In considering all of this, I realized that my parents had a far different life than the one that most of us have today. Not to wax nostalgic, but they lived in a simpler time. They had no electronic devices that kept them caught up on the world 24 hours a day. They had no means of communicating other than the old-fashioned landline, cards and letters, or a face-to-face visit. They didn’t even DVR their TV shows or have On Demand, so if they wanted to watch something it was only available one time, or they waited for the rerun. I find that most of us lack rituals because our lives tend to be so much more hectic than the one my parents led. I sometimes feel like our lives are something that are happening to us, rather than something we’re truly living, and things often occur more quickly than we can handle. As a result of keeping this frenzied pace, the interpersonal aspects of our lives begin to suffer. Relationships need personal interaction, and they thrive on the little rituals that belong only to you and that person. Texting is a huge form of communication, and while I love to text and I’m a firm believer that it can augment a relationship, it seldom works as the primary form of interaction, except in rare cases. How many times do we grab our coffee to go, rather than sit down in the morning with someone and consider that moment to be our definition of paradise? I’m going to venture to guess that it’s not very often. And where many things that occur regularly in our lives deplete us, isn’t it so true that time spent with someone you really like or love or care about in some important way leaves you feeling emotionally recharged? If we can make those moments of personal interaction occur more regularly, I think we’d benefit in amazing ways. You may be accusing me of being a Virgo, of wanting to plan and schedule and create routines, but I will counter with the idea that the routines we create with people we care about will develop into little rituals that we’ll come to love, respect, and ultimately not want to live without. They’ll help us to create deeper connections, something that many of us want so very much, even if we’re not entirely aware that we do. So give it a try. Have coffee regularly with someone. Or call them while you’re drinking your coffee. Or send them a good morning text with the coffee cup emoji everyday. It’ll create a ritual that you’ll begin to look forward to and so will they. It can begin to change your life in amazing ways. Ultimately, Johnny Cash was right. The closest we humans can get to paradise is by holding on as tightly as we can to those we truly love.
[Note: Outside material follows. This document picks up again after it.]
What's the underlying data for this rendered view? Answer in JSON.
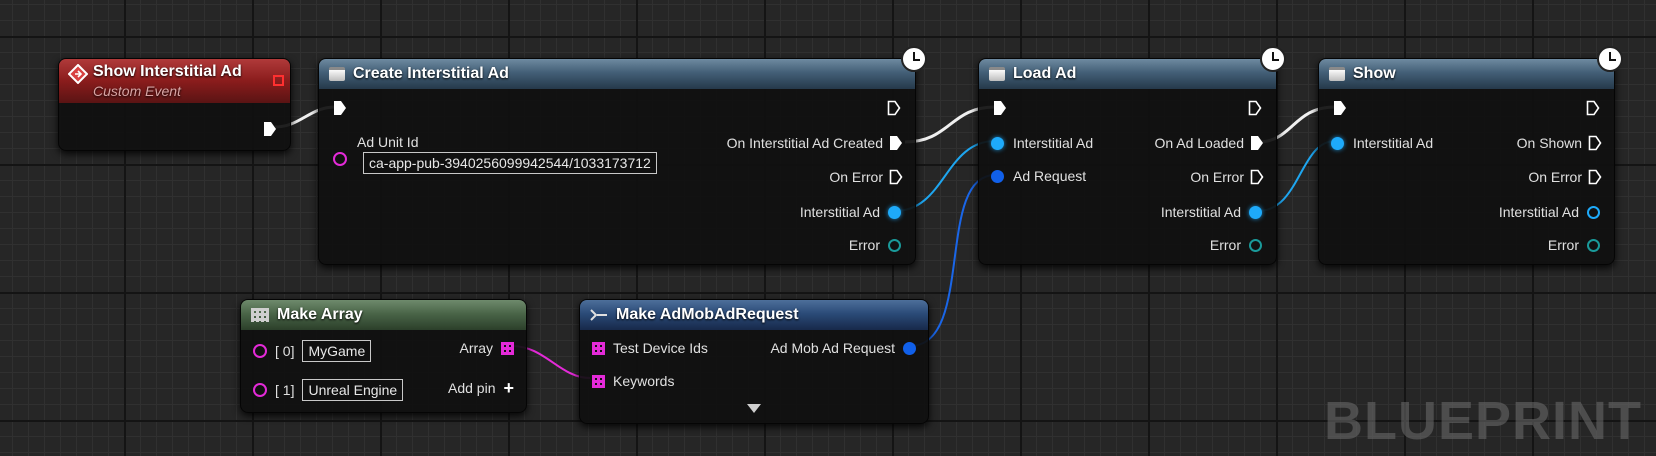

For today’s cocktail, I chose to go with a simple riff on an Old-fashioned because it’s a drink that should be made the same way every time. In that sense, it becomes a kind of ritual, or at least it has become one for me. I’ve added a bit a bit of cold-brewed coffee made from Bearings Coffee from Philadelphia and some DRAM black bitters to create some comforting spice. Make this drink for someone you love. Make this drink for your morning coffee person.
Your Morning Coffee
Place the sugar cube in the bottom of an old-fashioned glass with just a dash of water. Crush with a muddler. Add the remaining ingredients along with one large cube of ice and stir until cold. Express an orange peel over the drink and drop in. Cheers!